5 February ~ Nobody should be surprised that Italian stadiums are so empty these days after the events behind this round of midweek Serie A and Serie B matches. Six of the 21 fixtures were postponed; four in Serie A. Only two, at Bologna and Modena, could be attributed directly to adverse weather conditions. The others, at Siena, Parma, Sampdoria and Bergamo, highlighted the inadequacy of Italian stadiums in 2012. The pitches were all playable but the games were postponed due to a combination of snow-covered terraces in obsolete stadiums that date to 1920s and blocked access to games on the roads.
The most grotesque of the postponements, and the one that best highlights the chaotic state of football in Italy at the moment, was in Bergamo on Wednesday.
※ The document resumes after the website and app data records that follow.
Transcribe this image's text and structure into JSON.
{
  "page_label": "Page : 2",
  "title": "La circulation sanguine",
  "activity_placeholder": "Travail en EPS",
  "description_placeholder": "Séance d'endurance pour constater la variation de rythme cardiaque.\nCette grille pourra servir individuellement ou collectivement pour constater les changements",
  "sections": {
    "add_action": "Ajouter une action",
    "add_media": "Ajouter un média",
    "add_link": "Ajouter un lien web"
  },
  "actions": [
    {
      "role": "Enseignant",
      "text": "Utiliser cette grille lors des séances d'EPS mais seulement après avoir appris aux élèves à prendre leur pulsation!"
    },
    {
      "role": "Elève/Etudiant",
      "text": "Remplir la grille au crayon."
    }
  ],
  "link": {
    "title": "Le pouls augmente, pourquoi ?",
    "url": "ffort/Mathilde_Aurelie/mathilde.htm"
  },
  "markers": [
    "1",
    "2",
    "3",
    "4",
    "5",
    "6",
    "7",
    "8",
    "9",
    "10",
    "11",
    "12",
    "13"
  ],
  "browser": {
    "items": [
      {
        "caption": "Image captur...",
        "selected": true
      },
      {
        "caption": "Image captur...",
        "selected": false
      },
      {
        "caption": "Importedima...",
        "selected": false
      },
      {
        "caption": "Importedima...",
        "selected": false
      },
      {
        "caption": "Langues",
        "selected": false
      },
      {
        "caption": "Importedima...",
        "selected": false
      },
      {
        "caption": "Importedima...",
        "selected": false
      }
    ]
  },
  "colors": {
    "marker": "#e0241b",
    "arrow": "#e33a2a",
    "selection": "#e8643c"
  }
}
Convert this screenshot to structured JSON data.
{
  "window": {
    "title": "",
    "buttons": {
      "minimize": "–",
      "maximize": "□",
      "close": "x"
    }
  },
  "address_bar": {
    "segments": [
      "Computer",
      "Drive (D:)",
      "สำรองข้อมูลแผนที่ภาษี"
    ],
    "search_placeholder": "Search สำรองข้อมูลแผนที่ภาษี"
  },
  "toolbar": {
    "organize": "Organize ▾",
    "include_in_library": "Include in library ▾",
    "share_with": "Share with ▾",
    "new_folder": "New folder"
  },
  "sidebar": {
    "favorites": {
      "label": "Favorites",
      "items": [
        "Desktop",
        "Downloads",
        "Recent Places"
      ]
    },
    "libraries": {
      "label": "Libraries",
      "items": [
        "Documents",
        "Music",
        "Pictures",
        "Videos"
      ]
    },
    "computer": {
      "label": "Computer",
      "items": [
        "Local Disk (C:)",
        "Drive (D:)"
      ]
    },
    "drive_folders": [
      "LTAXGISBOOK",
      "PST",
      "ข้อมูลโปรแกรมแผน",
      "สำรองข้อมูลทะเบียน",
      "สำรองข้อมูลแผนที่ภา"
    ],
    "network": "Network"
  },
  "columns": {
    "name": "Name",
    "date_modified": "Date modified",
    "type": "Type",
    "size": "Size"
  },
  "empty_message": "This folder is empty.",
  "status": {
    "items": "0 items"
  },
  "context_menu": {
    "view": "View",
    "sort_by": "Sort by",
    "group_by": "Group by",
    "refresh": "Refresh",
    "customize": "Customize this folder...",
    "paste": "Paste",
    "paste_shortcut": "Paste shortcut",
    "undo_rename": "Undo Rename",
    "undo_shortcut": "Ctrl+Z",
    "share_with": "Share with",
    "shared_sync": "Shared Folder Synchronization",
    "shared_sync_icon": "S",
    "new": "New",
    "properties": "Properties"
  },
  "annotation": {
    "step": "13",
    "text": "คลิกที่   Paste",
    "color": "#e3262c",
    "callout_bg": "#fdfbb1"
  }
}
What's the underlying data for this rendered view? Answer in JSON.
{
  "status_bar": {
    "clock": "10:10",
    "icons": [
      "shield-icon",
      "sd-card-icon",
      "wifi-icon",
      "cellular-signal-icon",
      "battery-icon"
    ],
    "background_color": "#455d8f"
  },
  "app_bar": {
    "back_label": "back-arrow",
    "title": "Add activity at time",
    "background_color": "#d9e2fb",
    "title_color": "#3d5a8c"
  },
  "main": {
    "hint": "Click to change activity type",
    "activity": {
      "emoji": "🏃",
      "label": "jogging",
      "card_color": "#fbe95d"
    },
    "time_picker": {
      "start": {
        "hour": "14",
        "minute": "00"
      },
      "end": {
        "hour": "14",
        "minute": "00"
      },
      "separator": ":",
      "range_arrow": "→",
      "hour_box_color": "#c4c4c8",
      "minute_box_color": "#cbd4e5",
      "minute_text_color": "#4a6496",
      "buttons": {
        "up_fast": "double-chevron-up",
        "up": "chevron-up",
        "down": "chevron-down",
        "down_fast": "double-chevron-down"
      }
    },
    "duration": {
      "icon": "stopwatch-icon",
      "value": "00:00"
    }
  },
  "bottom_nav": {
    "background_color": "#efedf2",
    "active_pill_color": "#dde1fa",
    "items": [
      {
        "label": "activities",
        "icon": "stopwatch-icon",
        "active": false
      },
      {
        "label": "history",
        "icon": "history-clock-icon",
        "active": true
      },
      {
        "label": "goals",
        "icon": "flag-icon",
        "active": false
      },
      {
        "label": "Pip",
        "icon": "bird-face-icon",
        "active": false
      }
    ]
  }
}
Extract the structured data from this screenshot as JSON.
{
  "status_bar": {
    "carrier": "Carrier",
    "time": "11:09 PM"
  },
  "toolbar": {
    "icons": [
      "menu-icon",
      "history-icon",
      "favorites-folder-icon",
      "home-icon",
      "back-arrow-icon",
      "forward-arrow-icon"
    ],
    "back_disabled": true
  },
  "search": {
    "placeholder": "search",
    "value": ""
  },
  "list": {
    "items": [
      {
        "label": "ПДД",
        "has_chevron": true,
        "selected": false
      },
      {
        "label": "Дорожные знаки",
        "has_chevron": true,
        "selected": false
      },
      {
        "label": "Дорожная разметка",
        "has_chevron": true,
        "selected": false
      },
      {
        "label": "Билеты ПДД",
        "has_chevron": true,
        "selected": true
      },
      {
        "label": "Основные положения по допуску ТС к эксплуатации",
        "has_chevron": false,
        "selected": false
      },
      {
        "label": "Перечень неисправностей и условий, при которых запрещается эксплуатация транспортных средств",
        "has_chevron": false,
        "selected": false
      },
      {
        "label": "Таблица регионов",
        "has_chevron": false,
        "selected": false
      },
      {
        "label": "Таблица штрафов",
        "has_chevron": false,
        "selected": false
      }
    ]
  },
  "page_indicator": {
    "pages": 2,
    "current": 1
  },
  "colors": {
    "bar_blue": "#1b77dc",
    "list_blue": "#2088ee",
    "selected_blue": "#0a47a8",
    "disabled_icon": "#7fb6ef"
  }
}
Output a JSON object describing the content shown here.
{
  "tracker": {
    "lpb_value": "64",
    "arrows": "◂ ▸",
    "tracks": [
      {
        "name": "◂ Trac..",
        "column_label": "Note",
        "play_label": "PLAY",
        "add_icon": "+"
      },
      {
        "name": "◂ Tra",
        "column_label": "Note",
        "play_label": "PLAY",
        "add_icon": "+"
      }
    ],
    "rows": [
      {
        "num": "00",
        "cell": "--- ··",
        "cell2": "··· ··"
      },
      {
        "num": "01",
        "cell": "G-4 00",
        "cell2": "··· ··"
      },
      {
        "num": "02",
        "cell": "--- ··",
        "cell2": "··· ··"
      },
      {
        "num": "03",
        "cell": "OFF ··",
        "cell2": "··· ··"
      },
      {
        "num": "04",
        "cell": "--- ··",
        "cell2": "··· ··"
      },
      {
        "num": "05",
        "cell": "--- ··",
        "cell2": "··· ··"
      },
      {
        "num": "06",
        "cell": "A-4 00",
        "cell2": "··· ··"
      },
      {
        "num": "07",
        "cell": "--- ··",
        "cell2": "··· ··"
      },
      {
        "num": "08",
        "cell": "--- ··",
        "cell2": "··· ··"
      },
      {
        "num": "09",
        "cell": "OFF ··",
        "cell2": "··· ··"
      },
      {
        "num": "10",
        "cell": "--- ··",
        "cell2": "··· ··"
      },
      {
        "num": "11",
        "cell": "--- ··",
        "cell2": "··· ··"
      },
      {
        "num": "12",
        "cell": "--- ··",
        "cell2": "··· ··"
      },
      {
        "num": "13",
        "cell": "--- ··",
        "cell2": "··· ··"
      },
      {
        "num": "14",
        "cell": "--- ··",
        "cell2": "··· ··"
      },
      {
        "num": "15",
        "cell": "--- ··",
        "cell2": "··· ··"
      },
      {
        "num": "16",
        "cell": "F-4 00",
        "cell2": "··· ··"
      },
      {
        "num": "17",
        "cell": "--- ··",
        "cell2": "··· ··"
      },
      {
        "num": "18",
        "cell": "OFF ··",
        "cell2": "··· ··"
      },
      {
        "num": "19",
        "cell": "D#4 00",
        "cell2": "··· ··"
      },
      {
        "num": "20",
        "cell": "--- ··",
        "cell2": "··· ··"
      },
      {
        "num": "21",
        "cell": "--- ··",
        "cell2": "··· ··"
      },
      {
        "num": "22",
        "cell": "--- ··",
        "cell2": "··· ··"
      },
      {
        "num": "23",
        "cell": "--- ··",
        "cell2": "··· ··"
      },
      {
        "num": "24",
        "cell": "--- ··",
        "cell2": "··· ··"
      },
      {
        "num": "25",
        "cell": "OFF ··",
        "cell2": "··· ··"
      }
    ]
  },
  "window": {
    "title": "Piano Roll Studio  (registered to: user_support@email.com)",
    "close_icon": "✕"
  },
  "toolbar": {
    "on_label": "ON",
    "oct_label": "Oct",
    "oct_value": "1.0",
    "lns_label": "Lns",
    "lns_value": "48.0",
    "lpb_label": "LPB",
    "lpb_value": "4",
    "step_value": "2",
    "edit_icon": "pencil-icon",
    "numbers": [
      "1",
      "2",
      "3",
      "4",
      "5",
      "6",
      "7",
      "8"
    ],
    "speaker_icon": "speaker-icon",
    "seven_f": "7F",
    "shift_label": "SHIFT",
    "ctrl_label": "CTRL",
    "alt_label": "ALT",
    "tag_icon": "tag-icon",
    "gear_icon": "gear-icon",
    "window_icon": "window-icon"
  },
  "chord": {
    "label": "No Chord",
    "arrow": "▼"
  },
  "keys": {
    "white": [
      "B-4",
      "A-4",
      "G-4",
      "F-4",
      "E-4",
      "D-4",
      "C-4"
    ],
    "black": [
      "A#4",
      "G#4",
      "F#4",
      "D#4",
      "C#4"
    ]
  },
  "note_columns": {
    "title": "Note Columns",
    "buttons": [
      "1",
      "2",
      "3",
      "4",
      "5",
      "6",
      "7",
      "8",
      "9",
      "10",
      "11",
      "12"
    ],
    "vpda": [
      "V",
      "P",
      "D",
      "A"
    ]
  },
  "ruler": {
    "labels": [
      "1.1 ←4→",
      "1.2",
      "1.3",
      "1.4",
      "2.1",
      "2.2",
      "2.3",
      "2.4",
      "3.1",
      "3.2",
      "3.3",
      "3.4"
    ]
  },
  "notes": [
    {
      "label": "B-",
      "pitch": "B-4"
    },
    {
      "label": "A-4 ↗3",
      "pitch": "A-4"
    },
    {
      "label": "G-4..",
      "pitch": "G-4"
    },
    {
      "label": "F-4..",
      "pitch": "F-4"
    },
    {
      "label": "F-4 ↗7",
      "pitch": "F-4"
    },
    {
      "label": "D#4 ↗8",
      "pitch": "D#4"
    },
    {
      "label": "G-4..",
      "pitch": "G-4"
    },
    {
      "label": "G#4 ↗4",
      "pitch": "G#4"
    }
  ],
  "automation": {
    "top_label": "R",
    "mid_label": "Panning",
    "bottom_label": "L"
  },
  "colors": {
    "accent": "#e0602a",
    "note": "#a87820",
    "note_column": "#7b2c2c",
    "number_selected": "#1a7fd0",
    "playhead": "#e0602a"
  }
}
Atalanta and Genoa were scheduled to kick off at 6pm. Light snow fell in the afternoon, but with undersoil heating there was no reason why the game should not go ahead. The previous day's snow had been cleared from the terraces that morning and it seemed unlikely that the current fall would have time to settle.
The gates opened at 5pm and the hardy few who had braved the elements made their way to the stands and terraces, which did have a light covering. The gates were closed half an hour later and those still outside were told to wait in the falling snow for further news. At 5.45pm a rumour spread that the game was off. Some left the stadium, but most waited for the official announcement.
It never came. Instead, kick-off time came and went as music blared from the PA system. The gates were opened again and the few hundred who had been waiting came in while the players warmed up for a second time. This was surely proof that the game was on. But no – at 6.30pm the match was officially postponed.
There was no word of apology for the fact that some had been waiting an hour with no information, or thanks for turning out on such an evening. As an exercise in the art of (non) public relations at a time when Italian football needs all the friends it can get, it was unbeatable.
The decision was not made by the referee, who was happy that the pitch was playable. He no longer has the last word, which comes a group that includes the chief of police, the Red Cross and the fire chief. They must be unanimous, but the fire chief decided the terraces were too dangerous. This despite the fact that they were almost deserted, and some had been standing on them for an hour before the game was called off.
The decision also flew in the face of what had happened ten days earlier, when Atalanta faced Juventus. Then, with the terrace packed to capacity, Juventus fans hurled firecrackers into the crowd but the match still went ahead. So a few centimetres of snow on an almost deserted terrace is more dangerous than objects that could threaten limb, if not life.
These events also highlight that the absurdly crowded fixture list now relies on winters not being severe. Teams like Atalanta and Genoa can easily reschedule their games. For those still in Europe or the cup it is almost impossible. The obvious solution is to reduce Serie A from 20 to 18 teams, but there is not the will to do this.
Following the midweek chaos, the league decided all matches the following weekend would kick off at 3pm, apart from one at lunchtime. For once TV had to take a back seat. Fans who had bought tickets for an 8.45pm kick-off and could not attend at 3pm will not get their money back. Another public relations disaster. They just don't get it. Richard Mason